Determine the count of lines in the data below that include the word "Change", and give nothing besides it.

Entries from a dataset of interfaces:
___
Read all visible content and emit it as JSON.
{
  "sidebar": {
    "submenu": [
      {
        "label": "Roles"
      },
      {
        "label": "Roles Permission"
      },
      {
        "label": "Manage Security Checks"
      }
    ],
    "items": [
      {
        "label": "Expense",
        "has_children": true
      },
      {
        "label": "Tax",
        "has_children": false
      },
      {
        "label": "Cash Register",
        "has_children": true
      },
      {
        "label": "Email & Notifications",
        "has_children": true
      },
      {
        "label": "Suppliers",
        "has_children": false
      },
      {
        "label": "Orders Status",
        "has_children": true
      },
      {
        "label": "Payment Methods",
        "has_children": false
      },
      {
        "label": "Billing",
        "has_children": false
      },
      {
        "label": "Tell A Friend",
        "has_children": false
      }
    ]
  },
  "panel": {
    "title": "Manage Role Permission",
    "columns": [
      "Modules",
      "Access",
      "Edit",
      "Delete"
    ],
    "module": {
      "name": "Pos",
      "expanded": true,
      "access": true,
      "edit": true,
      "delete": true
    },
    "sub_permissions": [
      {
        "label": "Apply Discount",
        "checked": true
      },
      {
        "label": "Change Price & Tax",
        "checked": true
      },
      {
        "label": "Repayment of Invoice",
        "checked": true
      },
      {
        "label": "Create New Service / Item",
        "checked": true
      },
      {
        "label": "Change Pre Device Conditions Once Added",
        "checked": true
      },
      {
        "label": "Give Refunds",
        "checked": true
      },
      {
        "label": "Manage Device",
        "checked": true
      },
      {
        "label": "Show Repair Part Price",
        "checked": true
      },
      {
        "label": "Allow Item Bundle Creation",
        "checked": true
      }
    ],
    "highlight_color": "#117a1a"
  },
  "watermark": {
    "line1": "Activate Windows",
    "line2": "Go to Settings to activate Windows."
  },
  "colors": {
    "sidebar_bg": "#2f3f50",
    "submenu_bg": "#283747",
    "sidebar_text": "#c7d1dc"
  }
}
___
Result of the exercise: 2